I know that there’s been commentary about the fact that the “stand your ground” laws in Florida were not used as a defense in the case.
On the other hand, if we’re sending a message as a society in our communities that someone who is armed potentially has the right to use those firearms even if there’s a way for them to exit from a situation, is that really going to be contributing to the kind of peace and security and order that we’d like to see?
And for those who resist that idea that we should think about something like these “stand your ground” laws, I just ask people to consider if Trayvon Martin was of age and armed could he have stood his ground on that sidewalk? And do we actually think that he would have been justified in shooting Mr. Zimmerman, who had followed him in a car, because he felt threatened?
And if the answer to that question is at least ambiguous, it seems to me that we might want to examine those kinds of laws.

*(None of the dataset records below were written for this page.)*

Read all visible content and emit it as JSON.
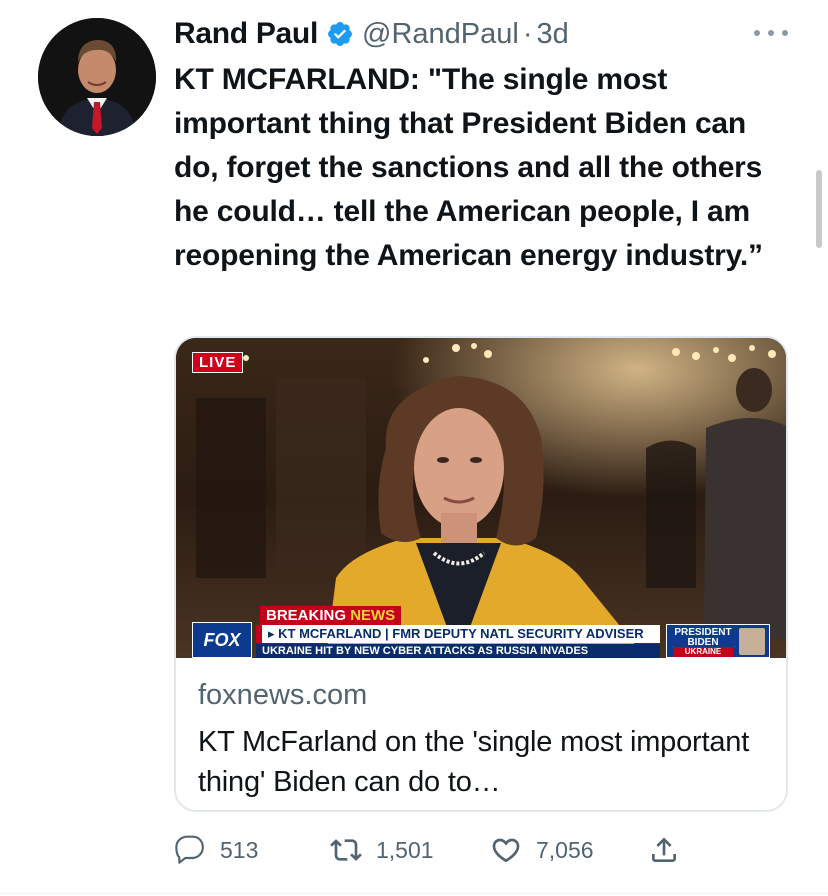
{
  "author": {
    "name": "Rand Paul",
    "handle": "@RandPaul",
    "separator": "·",
    "time": "3d",
    "verified": true
  },
  "tweet": {
    "text": "KT MCFARLAND: \"The single most important thing that President Biden can do, forget the sanctions and all the others he could… tell the American people, I am reopening the American energy industry.”"
  },
  "media": {
    "live_badge": "LIVE",
    "breaking_prefix": "BREAKING",
    "breaking_suffix": "NEWS",
    "lower_third": "▸ KT MCFARLAND | FMR DEPUTY NATL SECURITY ADVISER",
    "ticker": "UKRAINE HIT BY NEW CYBER ATTACKS AS RUSSIA INVADES",
    "network_logo": "FOX",
    "side_tag_line1": "PRESIDENT",
    "side_tag_line2": "BIDEN",
    "side_tag_sub": "UKRAINE"
  },
  "link_card": {
    "domain": "foxnews.com",
    "title": "KT McFarland on the 'single most important thing' Biden can do to…"
  },
  "actions": {
    "replies": "513",
    "retweets": "1,501",
    "likes": "7,056"
  },
  "icons": {
    "verified": "verified-badge-icon",
    "more": "more-icon",
    "reply": "reply-icon",
    "retweet": "retweet-icon",
    "like": "like-icon",
    "share": "share-icon"
  },
  "colors": {
    "verified_blue": "#1d9bf0",
    "text_primary": "#0f1419",
    "text_secondary": "#536471",
    "icon_gray": "#536471",
    "border": "#e1e8ed"
  }
}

No. 3, and this is a long-term project: We need to spend some time in thinking about how do we bolster and reinforce our African-American boys? And this is something that Michelle and I talk a lot about. There are a lot of kids out there who need help who are getting a lot of negative reinforcement. Is there more that we can do to give them the sense that their country cares about them and values them and is willing to invest in them?
I’m not naive about the prospects of some brand-new federal program.
I’m not sure that that’s what we’re talking about here. But I do recognize that, as president, I’ve got some convening power.
And there are a lot of good programs that are being done across the country on this front. And for us to be able to gather together business leaders and local elected officials and clergy and celebrities and athletes and figure out how are we doing a better job helping young African-American men feel that they’re a full part of this society and that – and that they’ve got pathways and avenues to succeed – I think that would be a pretty good outcome from what was obviously a tragic situation. And we’re going to spend some time working on that and thinking about that.
And, then, finally, I think it’s going to be important for all of us to do some soul-searching. There has been talk about should we convene a conversation on race. I haven’t seen that be particularly productive when politicians try to organize conversations. They end up being stilted and politicized and folks are locked into the positions they already have.
PROGRESS ON RACE
On the other hand, in families and churches and work places, there’s a possibility that people are a little bit more honest and at least you ask yourself your own questions about am I wringing as much bias out of myself as I can, am I judging people as much as I can, based on not the color of their skin but the content of their character? That would, I think, be an appropriate exercise in the wake of this tragedy.
And let me just leave you with a final thought – that, as difficult and challenging as this whole episode has been for a lot of people, I don’t want us to lose sight that things are getting better. Each successive generation seems to be making progress in changing attitudes when it comes to race. It doesn’t mean that we’re in a post-racial society. It doesn’t mean that racism is eliminated. But, you know, when I talk to Malia and Sasha and I listen to their friends and I see them interact, they’re better than we are. They’re better than we were on these issues. And that’s true in every community that I’ve visited all across the country.
And, so, we have to be vigilant and we have to work on these issues, and those of us in authority should be doing everything we can to encourage the better angels of our nature, as opposed to using these episodes to heighten divisions.
But we should also have confidence that kids these days, I think, have more sense than we did back then and certainly more than our parents did or our grandparents did and that along this long, difficult journey, we’re becoming a more perfect union – not a perfect union, but a more perfect union.